Claire Mitani, the 442nd RCT Veterans Club Archivist, told me to call Stan and ask about the memoir he had written in the 1950s about his experiences as a POW in Germany during WWII. He told me that he only had a high school education and maybe it wasn't "good enough" for publication.
So I rush to tell him OF COURSE I would read the manuscript and OF COURSE I would see about publishing it as part of his story on the HI Nisei Story website. The manuscript, Stalag VIIA, was very well written with incredible details but I realized that I had read it somewhere before. It was already published in the book, Japanese Eyes, American Heart!!
Stanley was like that - very, very sharp and a rascal. There was always a twinkle in his eyes, especially when he was pulling one over you.
I began talking story with him and even joined his wine group at the 100th Infantry Battalion Veterans Clubhouse on Thursdays. The only rule was that wine had to be under $5 for the bottle.
At his house, Stan had the most amazing Grand Cru wines from France that we would drink and talk story. A lot of his stories centered around food and wine, a reflection of his love of both.
He talked about growing up in Honomu on the Big Island of Hawaii, catching frogs to eat or smoking out wasp larvae to fry with shoyu and sugar. On Saturdays, he would take a bucket to pick out maggots in the manure piles to take home to feed the chickens. Of course, we would discuss how a maggot fed chicken vs. the chickens we eat today differ in taste.
Stan talked about being a POW and having to eat sawdust bread. During the war, there was a shortage of flour, so the Germans used "tree flour" or sawdust in their bread. I searched the web for hours and managed to find the recipe for Stan. We wanted to try to re-create the recipe but were unable to figure out how to get pesticide-free and edible sawdust!

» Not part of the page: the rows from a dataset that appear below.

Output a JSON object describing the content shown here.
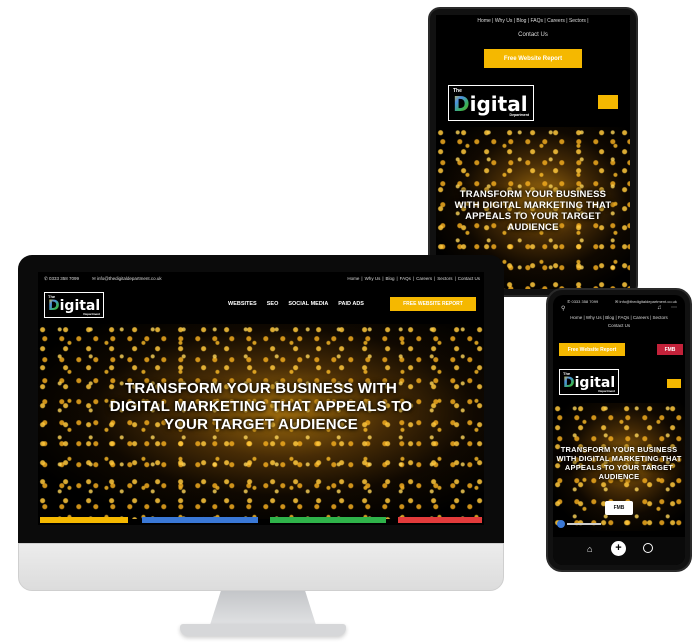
{
  "desktop": {
    "topbar": {
      "phone": "0333 358 7099",
      "email": "info@thedigitaldepartment.co.uk",
      "links": [
        "Home",
        "Why Us",
        "Blog",
        "FAQs",
        "Careers",
        "Sectors",
        "Contact Us"
      ]
    },
    "logo": {
      "the": "The",
      "main": "Digital",
      "sub": "Department"
    },
    "nav": [
      "WEBSITES",
      "SEO",
      "SOCIAL MEDIA",
      "PAID ADS"
    ],
    "cta": "FREE WEBSITE REPORT",
    "hero": [
      "TRANSFORM YOUR BUSINESS WITH",
      "DIGITAL MARKETING THAT APPEALS TO",
      "YOUR TARGET AUDIENCE"
    ],
    "bar_colors": [
      "#f5b800",
      "#3a78d6",
      "#2fb34a",
      "#e23b3b"
    ]
  },
  "tablet": {
    "topbar_links": "Home | Why Us | Blog | FAQs | Careers | Sectors |",
    "contact": "Contact Us",
    "cta": "Free Website Report",
    "logo": {
      "the": "The",
      "main": "Digital",
      "sub": "Department"
    },
    "hero": [
      "TRANSFORM YOUR BUSINESS",
      "WITH DIGITAL MARKETING THAT",
      "APPEALS TO YOUR TARGET",
      "AUDIENCE"
    ]
  },
  "phone": {
    "phone_number": "0333 358 7099",
    "email": "info@thedigitaldepartment.co.uk",
    "links": "Home | Why Us | Blog | FAQs | Careers | Sectors",
    "contact": "Contact Us",
    "cta": "Free Website Report",
    "fmb": "FMB",
    "logo": {
      "the": "The",
      "main": "Digital",
      "sub": "Department"
    },
    "hero": [
      "TRANSFORM YOUR BUSINESS",
      "WITH DIGITAL MARKETING THAT",
      "APPEALS TO YOUR TARGET",
      "AUDIENCE"
    ],
    "fmb_card": "FMB"
  }
}
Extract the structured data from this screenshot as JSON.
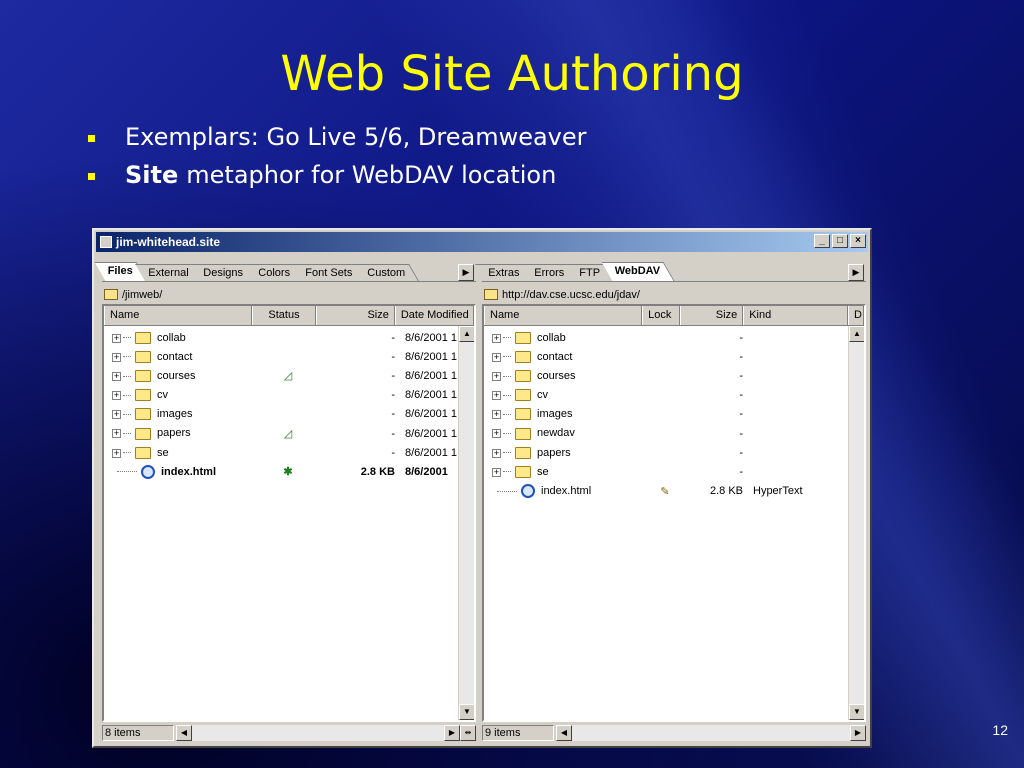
{
  "slide": {
    "title": "Web Site Authoring",
    "bullets": [
      {
        "bold": "",
        "text": "Exemplars: Go Live 5/6, Dreamweaver"
      },
      {
        "bold": "Site",
        "text": "metaphor for WebDAV location"
      }
    ],
    "page_number": "12",
    "colors": {
      "title": "#ffff00",
      "background": "#0c1480"
    }
  },
  "window": {
    "title": "jim-whitehead.site",
    "buttons": [
      "_",
      "□",
      "×"
    ]
  },
  "left_pane": {
    "tabs": [
      "Files",
      "External",
      "Designs",
      "Colors",
      "Font Sets",
      "Custom"
    ],
    "active_tab": "Files",
    "path": "/jimweb/",
    "columns": [
      "Name",
      "Status",
      "Size",
      "Date Modified"
    ],
    "rows": [
      {
        "type": "folder",
        "name": "collab",
        "status": "",
        "size": "-",
        "date": "8/6/2001 1"
      },
      {
        "type": "folder",
        "name": "contact",
        "status": "",
        "size": "-",
        "date": "8/6/2001 1"
      },
      {
        "type": "folder",
        "name": "courses",
        "status": "◿",
        "size": "-",
        "date": "8/6/2001 1"
      },
      {
        "type": "folder",
        "name": "cv",
        "status": "",
        "size": "-",
        "date": "8/6/2001 1"
      },
      {
        "type": "folder",
        "name": "images",
        "status": "",
        "size": "-",
        "date": "8/6/2001 1"
      },
      {
        "type": "folder",
        "name": "papers",
        "status": "◿",
        "size": "-",
        "date": "8/6/2001 1"
      },
      {
        "type": "folder",
        "name": "se",
        "status": "",
        "size": "-",
        "date": "8/6/2001 1"
      },
      {
        "type": "file",
        "name": "index.html",
        "status": "✱",
        "size": "2.8 KB",
        "date": "8/6/2001"
      }
    ],
    "item_count": "8 items"
  },
  "right_pane": {
    "tabs": [
      "Extras",
      "Errors",
      "FTP",
      "WebDAV"
    ],
    "active_tab": "WebDAV",
    "path": "http://dav.cse.ucsc.edu/jdav/",
    "columns": [
      "Name",
      "Lock",
      "Size",
      "Kind",
      "D"
    ],
    "rows": [
      {
        "type": "folder",
        "name": "collab",
        "lock": "",
        "size": "-",
        "kind": ""
      },
      {
        "type": "folder",
        "name": "contact",
        "lock": "",
        "size": "-",
        "kind": ""
      },
      {
        "type": "folder",
        "name": "courses",
        "lock": "",
        "size": "-",
        "kind": ""
      },
      {
        "type": "folder",
        "name": "cv",
        "lock": "",
        "size": "-",
        "kind": ""
      },
      {
        "type": "folder",
        "name": "images",
        "lock": "",
        "size": "-",
        "kind": ""
      },
      {
        "type": "folder",
        "name": "newdav",
        "lock": "",
        "size": "-",
        "kind": ""
      },
      {
        "type": "folder",
        "name": "papers",
        "lock": "",
        "size": "-",
        "kind": ""
      },
      {
        "type": "folder",
        "name": "se",
        "lock": "",
        "size": "-",
        "kind": ""
      },
      {
        "type": "file",
        "name": "index.html",
        "lock": "✎",
        "size": "2.8 KB",
        "kind": "HyperText"
      }
    ],
    "item_count": "9 items"
  }
}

German Black Bread Recipe
[The following ingredients are from the Food Providing Ministry in Berlin, Germany. It was labeled “(Top Secret) Berlin 24.X1 1941.]
50% bruised rye grain
20% sliced sugar beets
20% tree flour (sawdust)
10% minced leaves and straw
The grain should be sufficiently rotten to provide gases to allow the bread to rise. The pieces of sugar beets provide sugar to supply the yeasty rye.
Mix together ingredients to create dough. Shape into loaves and bake. A loaf should weigh 3 to 4 pounds.
Yuki Akita passed away on August 9, 2007.
Stan passed away on August 27th. To the end, he was talking about how good sweet and sour cabbage or rafute (shoyu pork) would taste. The last time I saw Stan, he held my hand and squeezed it as he whispered to me, "I love you."
Stan was a dear, dear friend. I miss his stories and I miss seeing the twinkle in his eyes.
Please read his story: http://nisei.hawaii.edu/page/stanley